A statue of Indian independence leader Mahatma Gandhi was unveiled on Saturday (March 14) in London’s Parliament Square, a place packed mostly with monuments to men who served the British Empire that Gandhi helped destroy.
“Nations transcend bitterness and acrimony. In Parliament Square, there is also a statue of Sir Winston Churchill, arguably the man who opposed Gandhi most resolutely. Some would detect an irony in the great prime minister sharing a public space with the man he once described as a half-naked fakir,” said Indian Finance Minister Arun Jaitley who was in London on a two-day visit.
Churchill famously called Gandhi “a seditious Middle Temple lawyer, now posing as a fakir of a type well known in the east, striding half-naked up the steps of the Vice-regal palace.”

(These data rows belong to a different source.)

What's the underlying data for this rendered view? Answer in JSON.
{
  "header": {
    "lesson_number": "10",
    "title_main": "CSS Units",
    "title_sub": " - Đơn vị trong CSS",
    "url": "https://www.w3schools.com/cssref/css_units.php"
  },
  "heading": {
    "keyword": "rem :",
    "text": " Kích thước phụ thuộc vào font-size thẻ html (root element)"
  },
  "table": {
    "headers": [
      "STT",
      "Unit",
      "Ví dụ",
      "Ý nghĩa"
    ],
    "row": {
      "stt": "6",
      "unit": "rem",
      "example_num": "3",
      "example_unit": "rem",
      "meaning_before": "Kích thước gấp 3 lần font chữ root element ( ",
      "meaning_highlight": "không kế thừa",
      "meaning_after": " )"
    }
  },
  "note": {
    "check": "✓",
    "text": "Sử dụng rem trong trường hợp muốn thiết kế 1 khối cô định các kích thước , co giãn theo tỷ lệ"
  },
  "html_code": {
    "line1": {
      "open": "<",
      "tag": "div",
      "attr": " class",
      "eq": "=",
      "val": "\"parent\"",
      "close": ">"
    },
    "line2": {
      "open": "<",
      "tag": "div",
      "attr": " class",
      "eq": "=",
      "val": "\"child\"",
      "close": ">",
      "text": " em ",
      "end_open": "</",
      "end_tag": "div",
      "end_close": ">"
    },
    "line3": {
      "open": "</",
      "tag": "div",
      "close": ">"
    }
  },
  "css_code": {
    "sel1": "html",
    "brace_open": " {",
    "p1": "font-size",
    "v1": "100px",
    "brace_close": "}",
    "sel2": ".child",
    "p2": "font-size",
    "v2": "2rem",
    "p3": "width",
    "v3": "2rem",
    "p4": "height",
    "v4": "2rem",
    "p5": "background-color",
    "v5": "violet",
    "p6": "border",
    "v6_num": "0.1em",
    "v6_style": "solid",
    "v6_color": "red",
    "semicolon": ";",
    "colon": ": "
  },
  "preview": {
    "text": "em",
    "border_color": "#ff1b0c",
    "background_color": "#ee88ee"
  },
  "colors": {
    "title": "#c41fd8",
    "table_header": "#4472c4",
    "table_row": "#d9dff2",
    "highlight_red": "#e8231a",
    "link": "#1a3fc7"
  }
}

But almost seven decades after India won independence from Britain in 1947, thanks in a large part to Gandhi’s peaceful civil disobedience campaign, relations between the two countries are strong, with both keen to boost economic ties.
Indian Finance Minister Arun Jaitley unveiled the nine-foot-tall statue opposite the British parliament, marking the 100th anniversary of Gandhi’s return to India from South Africa to start the struggle for self rule.
British Prime Minister David Cameron said the bronze statue, made by British sculptor Philip Jackson, was inspired by Gandhi’s visit to the residence of the British prime minister.
“The image of Gandhi we see today is based on a picture of him on the steps of Downing Street in 1931. On that same visit, he also went to see King George the fifth. Arriving bare-chested in his dhoti, and marching ahead with his stick, Gandhi was asked if he felt underdressed. And he replied, ‘The king is dressed for both of us.’,” said Cameron.
Although the square is mostly filled with statues of former British prime ministers, Gandhi has been placed close to monuments of former U.S. President Abraham Lincoln and South African President Nelson Mandela.